Jenn Meilleur, Comox Valley Coordinator and Learning Circle co-facilitator summarizes the input and feedback from the day-long session into a vision statement for the Farm to School movement in the Valley. (Supplied by Comox Valley Schools)
Comox Valley students are learning about the benefits of healthy eating.
School District 71 is developing a farm to school strategy.
The goal is to bring healthy, local and sustainable food, as well as food education, to Comox Valley Schools.
Coordinator Jenn Meilleur said students aren’t the only ones benefiting from the program.
“The beauty of this program is that it does help the kids in terms of improving nutrition and health and wellness, and bringing (a) more hands-on learning experiences to the school, but at the same time it also helps farmers by connecting them more closely with their local community and providing more economic opportunities, as well.”
Farm to School is a relatively new approach in Canada and the valley.
Farm to Cafeteria Canada (F2CC) and the Social Planning and Research Council (SPARC) of British Columbia developed the position to help valley students access good nutrition.
Locally, school salad bars and food programs such as Breakfast Clubs have been the primary focus.
Some schools are working together while other initiatives are run independently.
Meilleur said everyone is excited about the program.
“We get to bring together a pretty broad group of people from across the Comox Valley together to work on it, so there’s a lot of passion and excitement,” she said.
She said at the district level, the program ties in really nicely to the strategic priorities that it has laid out.
“They have a really beautiful sustainability plan and there’s actually a ton already happening at many schools throughout the Comox Valley so we’re really building on a growing momentum.”
On Feb. 19, Meilleur and Lush Valley executive director Maurita Prato brought together key stakeholders who the district says, “have been instrumental in growing a healthy food program in some district schools.”
Participants discussed what that framework could look like and then mapped out the primary focus for a local food program.
“We covered a lot of ground and I think that we have a really inspiring vision and some good momentum building in a few key areas.

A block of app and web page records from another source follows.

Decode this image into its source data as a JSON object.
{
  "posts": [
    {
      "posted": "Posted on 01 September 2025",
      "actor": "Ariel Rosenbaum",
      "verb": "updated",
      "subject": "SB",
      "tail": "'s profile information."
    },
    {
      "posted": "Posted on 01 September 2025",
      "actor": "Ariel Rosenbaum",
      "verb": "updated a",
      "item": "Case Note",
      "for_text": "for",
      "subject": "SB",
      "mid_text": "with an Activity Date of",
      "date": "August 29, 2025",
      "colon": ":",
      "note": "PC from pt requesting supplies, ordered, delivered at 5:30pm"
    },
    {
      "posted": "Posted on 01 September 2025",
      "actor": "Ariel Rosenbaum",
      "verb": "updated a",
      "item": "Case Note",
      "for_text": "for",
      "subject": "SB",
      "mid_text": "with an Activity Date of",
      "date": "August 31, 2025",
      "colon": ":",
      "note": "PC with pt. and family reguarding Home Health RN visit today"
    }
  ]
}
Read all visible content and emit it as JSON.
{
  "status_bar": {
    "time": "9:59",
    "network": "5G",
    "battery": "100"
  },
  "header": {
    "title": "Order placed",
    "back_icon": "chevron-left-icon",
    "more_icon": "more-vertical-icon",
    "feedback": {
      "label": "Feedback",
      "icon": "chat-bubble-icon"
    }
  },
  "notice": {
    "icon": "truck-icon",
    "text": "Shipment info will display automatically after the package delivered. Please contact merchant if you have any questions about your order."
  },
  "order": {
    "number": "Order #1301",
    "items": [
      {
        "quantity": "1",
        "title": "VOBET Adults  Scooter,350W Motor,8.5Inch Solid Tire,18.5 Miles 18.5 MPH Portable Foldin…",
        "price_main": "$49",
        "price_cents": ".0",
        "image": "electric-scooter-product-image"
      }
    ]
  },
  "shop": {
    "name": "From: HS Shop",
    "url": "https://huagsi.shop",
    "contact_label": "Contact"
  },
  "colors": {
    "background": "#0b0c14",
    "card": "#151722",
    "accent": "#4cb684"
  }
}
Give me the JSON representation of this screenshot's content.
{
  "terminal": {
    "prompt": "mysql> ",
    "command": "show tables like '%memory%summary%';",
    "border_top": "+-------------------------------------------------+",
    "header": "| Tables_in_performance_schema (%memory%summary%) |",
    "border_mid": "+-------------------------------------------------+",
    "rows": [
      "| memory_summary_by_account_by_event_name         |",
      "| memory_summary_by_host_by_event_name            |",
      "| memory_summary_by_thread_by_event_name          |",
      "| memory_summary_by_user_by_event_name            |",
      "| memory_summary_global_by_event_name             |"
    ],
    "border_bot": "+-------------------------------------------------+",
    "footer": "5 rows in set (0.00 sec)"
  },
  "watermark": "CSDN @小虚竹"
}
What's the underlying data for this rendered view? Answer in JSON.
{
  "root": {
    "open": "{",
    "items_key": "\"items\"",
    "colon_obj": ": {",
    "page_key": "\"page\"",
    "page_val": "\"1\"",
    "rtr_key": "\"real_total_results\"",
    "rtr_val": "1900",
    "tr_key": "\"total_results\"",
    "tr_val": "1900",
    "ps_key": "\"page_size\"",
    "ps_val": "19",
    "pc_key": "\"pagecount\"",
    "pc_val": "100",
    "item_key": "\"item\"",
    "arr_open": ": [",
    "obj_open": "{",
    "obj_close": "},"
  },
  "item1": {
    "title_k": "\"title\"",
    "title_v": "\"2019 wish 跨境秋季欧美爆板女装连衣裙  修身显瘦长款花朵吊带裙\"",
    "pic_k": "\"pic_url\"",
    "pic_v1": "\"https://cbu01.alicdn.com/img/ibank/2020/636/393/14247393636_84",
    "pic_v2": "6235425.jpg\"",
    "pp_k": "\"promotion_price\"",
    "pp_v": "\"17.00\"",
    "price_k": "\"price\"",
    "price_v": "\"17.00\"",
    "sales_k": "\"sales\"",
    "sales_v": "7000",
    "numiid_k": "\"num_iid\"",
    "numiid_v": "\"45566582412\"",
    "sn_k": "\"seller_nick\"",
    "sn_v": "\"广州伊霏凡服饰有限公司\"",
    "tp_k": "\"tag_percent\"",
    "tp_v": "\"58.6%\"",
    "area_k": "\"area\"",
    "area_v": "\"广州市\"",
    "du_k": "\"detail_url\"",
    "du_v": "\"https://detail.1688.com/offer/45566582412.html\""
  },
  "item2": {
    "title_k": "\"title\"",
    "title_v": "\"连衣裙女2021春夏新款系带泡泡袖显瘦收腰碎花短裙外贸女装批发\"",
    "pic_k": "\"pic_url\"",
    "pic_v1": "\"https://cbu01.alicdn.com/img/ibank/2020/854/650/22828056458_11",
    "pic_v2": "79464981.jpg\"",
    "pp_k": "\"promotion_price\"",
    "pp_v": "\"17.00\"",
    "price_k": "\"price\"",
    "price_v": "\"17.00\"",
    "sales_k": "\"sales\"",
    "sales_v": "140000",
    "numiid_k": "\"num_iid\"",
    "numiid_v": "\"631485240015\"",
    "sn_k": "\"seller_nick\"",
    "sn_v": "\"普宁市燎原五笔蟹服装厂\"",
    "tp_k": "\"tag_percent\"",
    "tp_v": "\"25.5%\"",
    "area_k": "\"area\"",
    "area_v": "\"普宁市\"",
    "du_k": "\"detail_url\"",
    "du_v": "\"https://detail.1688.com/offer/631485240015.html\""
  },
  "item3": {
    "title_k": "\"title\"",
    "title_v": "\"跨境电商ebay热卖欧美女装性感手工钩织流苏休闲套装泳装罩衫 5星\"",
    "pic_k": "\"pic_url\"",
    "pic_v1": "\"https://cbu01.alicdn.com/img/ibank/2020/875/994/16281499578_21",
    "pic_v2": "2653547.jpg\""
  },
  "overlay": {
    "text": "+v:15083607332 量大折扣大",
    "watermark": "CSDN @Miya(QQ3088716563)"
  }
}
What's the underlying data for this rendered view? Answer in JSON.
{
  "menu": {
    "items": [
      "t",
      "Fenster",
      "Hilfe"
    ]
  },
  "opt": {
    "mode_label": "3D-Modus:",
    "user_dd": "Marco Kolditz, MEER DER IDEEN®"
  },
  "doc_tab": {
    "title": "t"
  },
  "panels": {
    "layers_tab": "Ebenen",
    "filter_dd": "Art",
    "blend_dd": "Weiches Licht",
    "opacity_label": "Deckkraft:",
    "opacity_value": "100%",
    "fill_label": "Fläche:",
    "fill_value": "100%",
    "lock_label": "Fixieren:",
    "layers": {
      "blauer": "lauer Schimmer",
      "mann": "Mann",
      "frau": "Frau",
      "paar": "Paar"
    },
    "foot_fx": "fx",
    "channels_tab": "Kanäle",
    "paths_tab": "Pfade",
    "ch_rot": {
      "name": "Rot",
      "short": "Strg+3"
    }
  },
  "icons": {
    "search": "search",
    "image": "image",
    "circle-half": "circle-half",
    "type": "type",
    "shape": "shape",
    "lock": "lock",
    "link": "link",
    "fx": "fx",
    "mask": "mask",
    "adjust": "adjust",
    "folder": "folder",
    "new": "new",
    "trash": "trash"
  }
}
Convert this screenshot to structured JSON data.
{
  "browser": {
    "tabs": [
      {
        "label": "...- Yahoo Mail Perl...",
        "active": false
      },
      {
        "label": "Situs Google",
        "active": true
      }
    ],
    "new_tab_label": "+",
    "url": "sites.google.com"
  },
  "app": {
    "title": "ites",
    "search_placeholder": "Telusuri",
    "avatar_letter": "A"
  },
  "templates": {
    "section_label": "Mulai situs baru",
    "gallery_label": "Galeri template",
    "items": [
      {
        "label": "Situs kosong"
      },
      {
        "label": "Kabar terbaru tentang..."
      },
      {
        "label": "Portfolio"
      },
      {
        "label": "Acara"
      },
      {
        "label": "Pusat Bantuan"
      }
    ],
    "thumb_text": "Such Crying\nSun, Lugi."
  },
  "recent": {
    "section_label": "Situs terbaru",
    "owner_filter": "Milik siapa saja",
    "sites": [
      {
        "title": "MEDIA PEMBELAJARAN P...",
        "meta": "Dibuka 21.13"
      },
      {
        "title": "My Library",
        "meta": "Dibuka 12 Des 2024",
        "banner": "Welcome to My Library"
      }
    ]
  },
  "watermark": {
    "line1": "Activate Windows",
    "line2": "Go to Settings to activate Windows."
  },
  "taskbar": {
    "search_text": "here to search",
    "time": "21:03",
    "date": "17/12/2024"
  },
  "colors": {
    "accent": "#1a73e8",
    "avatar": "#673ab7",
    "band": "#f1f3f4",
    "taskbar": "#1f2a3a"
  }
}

I am proud of what this group created and very excited about our next steps,” Meilleur said.
“We do this work with a focus on sustainability, social justice and a collective action toward reconciliation. We are part of the global climate action movement.”
In the coming weeks, Meilleur will be creating a report about the Feb. 19 meeting, to share with participants and those interested in being involved and supporting the Comox Valley Farm to School movement.